* _Exercise details_:
Scan the listing below for "title", then report every line that has it.

* _Record set_:
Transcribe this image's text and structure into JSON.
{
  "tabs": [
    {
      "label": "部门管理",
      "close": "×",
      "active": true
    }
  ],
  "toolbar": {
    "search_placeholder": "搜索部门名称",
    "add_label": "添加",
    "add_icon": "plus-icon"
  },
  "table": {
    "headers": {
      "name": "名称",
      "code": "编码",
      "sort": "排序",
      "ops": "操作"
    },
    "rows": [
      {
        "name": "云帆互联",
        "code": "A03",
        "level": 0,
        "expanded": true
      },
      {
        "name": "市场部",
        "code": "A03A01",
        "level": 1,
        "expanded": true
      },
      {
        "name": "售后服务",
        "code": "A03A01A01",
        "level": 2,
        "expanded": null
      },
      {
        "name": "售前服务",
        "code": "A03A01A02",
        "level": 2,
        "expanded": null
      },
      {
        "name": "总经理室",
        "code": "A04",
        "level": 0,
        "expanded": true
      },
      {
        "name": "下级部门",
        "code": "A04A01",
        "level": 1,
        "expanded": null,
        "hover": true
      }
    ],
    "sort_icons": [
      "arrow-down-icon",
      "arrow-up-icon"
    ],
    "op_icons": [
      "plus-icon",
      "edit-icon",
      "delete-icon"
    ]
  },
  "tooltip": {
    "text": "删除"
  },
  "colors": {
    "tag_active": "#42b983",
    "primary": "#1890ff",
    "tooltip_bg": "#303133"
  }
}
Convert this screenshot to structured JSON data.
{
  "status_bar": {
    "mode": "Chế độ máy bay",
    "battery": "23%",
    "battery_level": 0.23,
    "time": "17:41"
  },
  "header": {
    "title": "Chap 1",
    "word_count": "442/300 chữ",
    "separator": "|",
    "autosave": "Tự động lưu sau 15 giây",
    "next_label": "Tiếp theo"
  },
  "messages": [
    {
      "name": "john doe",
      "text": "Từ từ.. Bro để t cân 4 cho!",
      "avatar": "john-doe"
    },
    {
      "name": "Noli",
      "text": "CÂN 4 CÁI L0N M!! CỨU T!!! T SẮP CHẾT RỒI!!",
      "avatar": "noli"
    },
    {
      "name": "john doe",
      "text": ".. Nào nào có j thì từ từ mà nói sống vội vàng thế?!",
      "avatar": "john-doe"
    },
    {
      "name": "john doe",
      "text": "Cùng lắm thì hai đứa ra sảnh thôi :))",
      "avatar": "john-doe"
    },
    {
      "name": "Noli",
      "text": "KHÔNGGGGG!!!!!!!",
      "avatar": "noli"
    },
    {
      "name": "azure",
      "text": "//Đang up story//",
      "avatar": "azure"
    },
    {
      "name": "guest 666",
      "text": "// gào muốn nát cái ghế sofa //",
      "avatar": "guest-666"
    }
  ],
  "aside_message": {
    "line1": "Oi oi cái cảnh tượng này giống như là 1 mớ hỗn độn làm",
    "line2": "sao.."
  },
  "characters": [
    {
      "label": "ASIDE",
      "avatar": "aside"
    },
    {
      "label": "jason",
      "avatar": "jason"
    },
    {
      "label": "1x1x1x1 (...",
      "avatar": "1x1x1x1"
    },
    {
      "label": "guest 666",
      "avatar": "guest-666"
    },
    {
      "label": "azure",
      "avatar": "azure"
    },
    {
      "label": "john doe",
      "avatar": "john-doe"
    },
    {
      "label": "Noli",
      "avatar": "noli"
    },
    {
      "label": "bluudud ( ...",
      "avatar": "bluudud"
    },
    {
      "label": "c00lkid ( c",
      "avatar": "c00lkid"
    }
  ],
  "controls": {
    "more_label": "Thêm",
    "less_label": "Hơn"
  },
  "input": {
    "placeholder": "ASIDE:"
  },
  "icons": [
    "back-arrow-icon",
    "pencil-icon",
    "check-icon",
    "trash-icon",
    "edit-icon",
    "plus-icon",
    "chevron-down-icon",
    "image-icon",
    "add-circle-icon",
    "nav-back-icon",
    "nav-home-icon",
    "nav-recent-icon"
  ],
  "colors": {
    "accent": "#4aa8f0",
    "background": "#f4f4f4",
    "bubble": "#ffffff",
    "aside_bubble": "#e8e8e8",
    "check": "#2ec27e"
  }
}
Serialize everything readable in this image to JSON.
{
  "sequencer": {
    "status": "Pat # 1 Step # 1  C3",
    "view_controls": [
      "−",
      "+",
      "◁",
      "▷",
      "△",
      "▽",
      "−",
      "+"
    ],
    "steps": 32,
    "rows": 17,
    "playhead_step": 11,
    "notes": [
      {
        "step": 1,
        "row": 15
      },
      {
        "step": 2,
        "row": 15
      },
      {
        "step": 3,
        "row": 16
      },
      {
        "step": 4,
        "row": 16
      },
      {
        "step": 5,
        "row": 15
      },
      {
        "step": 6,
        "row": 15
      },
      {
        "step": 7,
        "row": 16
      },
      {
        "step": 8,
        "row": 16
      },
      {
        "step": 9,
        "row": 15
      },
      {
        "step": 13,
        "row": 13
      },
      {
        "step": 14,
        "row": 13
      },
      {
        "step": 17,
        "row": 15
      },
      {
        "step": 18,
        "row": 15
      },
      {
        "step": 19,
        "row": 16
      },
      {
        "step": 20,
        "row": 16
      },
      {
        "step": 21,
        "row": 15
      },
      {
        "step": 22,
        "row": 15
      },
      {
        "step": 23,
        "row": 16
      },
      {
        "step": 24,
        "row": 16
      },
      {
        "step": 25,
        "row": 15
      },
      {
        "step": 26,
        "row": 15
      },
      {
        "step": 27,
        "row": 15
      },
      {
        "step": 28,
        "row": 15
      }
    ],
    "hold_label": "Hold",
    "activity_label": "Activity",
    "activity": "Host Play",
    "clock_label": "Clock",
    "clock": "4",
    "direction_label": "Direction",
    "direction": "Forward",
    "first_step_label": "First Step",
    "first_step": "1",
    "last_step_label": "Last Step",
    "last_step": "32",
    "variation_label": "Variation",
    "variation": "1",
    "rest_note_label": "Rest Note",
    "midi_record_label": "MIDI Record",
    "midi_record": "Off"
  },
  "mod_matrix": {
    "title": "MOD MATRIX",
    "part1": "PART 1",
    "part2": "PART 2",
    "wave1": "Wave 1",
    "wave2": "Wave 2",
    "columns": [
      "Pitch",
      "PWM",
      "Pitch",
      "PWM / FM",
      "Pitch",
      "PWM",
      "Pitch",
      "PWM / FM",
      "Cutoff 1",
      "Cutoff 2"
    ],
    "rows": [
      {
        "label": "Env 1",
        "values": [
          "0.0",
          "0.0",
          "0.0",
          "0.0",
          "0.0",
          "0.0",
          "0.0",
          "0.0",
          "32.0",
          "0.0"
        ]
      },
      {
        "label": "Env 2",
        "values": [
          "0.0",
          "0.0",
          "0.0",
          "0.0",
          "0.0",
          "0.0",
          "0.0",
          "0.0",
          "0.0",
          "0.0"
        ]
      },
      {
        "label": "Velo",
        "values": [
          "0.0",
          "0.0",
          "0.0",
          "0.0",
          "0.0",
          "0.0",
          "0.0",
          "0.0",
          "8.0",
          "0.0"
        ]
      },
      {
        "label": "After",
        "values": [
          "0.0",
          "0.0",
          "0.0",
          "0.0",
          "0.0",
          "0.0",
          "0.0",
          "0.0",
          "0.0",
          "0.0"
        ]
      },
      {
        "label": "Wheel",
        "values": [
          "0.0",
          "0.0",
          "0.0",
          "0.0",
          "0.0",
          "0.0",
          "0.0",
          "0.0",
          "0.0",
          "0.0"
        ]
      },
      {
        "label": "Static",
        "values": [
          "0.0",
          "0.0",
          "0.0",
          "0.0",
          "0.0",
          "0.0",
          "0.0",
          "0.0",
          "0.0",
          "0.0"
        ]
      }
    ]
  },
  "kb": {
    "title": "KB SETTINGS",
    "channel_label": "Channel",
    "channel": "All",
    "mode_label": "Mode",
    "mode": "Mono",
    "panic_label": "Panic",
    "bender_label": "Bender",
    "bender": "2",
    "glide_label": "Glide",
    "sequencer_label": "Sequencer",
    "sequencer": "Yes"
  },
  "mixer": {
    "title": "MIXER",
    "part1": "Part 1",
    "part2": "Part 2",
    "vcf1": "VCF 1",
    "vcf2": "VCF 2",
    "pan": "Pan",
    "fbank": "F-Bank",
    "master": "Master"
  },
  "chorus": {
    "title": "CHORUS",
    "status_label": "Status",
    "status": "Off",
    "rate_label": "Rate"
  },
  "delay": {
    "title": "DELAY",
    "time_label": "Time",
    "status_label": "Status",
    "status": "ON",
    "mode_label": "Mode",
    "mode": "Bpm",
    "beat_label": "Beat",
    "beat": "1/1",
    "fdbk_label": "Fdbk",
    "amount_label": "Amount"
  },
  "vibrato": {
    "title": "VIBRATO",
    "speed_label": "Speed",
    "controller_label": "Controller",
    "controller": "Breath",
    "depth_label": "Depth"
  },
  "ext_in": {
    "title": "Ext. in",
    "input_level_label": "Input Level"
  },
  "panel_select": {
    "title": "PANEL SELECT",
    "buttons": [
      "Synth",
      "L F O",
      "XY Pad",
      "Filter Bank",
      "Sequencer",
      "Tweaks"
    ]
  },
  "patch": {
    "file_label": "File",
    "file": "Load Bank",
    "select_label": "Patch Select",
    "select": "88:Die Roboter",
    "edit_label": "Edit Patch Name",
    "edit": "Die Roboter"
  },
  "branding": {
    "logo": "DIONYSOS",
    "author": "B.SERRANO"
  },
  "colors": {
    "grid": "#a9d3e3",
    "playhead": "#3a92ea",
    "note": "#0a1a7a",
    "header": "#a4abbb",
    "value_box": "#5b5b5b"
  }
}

* _Completed exercise_:
    "title": "Chap 1",
    "title": "MOD MATRIX",
    "title": "KB SETTINGS",
    "title": "MIXER",
    "title": "CHORUS",
    "title": "DELAY",
    "title": "VIBRATO",
    "title": "Ext. in",
    "title": "PANEL SELECT",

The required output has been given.